◆ Aim of the exercise: Character for character, give back every line below.

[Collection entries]
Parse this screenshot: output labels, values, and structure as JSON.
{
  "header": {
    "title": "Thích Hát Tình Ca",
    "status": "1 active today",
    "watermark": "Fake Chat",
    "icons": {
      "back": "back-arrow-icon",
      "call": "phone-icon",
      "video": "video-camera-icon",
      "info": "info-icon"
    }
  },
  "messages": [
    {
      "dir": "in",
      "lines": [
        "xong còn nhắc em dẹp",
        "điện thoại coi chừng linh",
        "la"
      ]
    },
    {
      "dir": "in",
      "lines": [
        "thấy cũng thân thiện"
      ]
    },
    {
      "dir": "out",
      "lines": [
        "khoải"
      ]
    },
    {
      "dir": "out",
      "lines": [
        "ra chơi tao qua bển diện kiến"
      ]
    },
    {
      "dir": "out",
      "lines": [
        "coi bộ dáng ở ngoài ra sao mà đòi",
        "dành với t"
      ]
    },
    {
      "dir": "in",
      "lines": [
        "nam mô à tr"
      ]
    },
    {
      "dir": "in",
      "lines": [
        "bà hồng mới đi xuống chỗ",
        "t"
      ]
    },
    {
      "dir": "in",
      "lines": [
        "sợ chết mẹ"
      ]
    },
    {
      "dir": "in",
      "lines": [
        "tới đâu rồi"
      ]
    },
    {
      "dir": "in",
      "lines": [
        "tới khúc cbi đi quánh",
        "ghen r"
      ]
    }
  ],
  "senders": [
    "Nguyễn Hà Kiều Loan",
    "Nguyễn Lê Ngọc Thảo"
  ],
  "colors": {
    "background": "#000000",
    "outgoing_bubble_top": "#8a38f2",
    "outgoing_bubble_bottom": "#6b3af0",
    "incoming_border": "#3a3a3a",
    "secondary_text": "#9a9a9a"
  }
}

◆ Your response:
Parse this screenshot: output labels, values, and structure as JSON.
{
  "header": {
    "title": "Thích Hát Tình Ca",
    "status": "1 active today",
    "watermark": "Fake Chat",
    "icons": {
      "back": "back-arrow-icon",
      "call": "phone-icon",
      "video": "video-camera-icon",
      "info": "info-icon"
    }
  },
  "messages": [
    {
      "dir": "in",
      "lines": [
        "xong còn nhắc em dẹp",
        "điện thoại coi chừng linh",
        "la"
      ]
    },
    {
      "dir": "in",
      "lines": [
        "thấy cũng thân thiện"
      ]
    },
    {
      "dir": "out",
      "lines": [
        "khoải"
      ]
    },
    {
      "dir": "out",
      "lines": [
        "ra chơi tao qua bển diện kiến"
      ]
    },
    {
      "dir": "out",
      "lines": [
        "coi bộ dáng ở ngoài ra sao mà đòi",
        "dành với t"
      ]
    },
    {
      "dir": "in",
      "lines": [
        "nam mô à tr"
      ]
    },
    {
      "dir": "in",
      "lines": [
        "bà hồng mới đi xuống chỗ",
        "t"
      ]
    },
    {
      "dir": "in",
      "lines": [
        "sợ chết mẹ"
      ]
    },
    {
      "dir": "in",
      "lines": [
        "tới đâu rồi"
      ]
    },
    {
      "dir": "in",
      "lines": [
        "tới khúc cbi đi quánh",
        "ghen r"
      ]
    }
  ],
  "senders": [
    "Nguyễn Hà Kiều Loan",
    "Nguyễn Lê Ngọc Thảo"
  ],
  "colors": {
    "background": "#000000",
    "outgoing_bubble_top": "#8a38f2",
    "outgoing_bubble_bottom": "#6b3af0",
    "incoming_border": "#3a3a3a",
    "secondary_text": "#9a9a9a"
  }
}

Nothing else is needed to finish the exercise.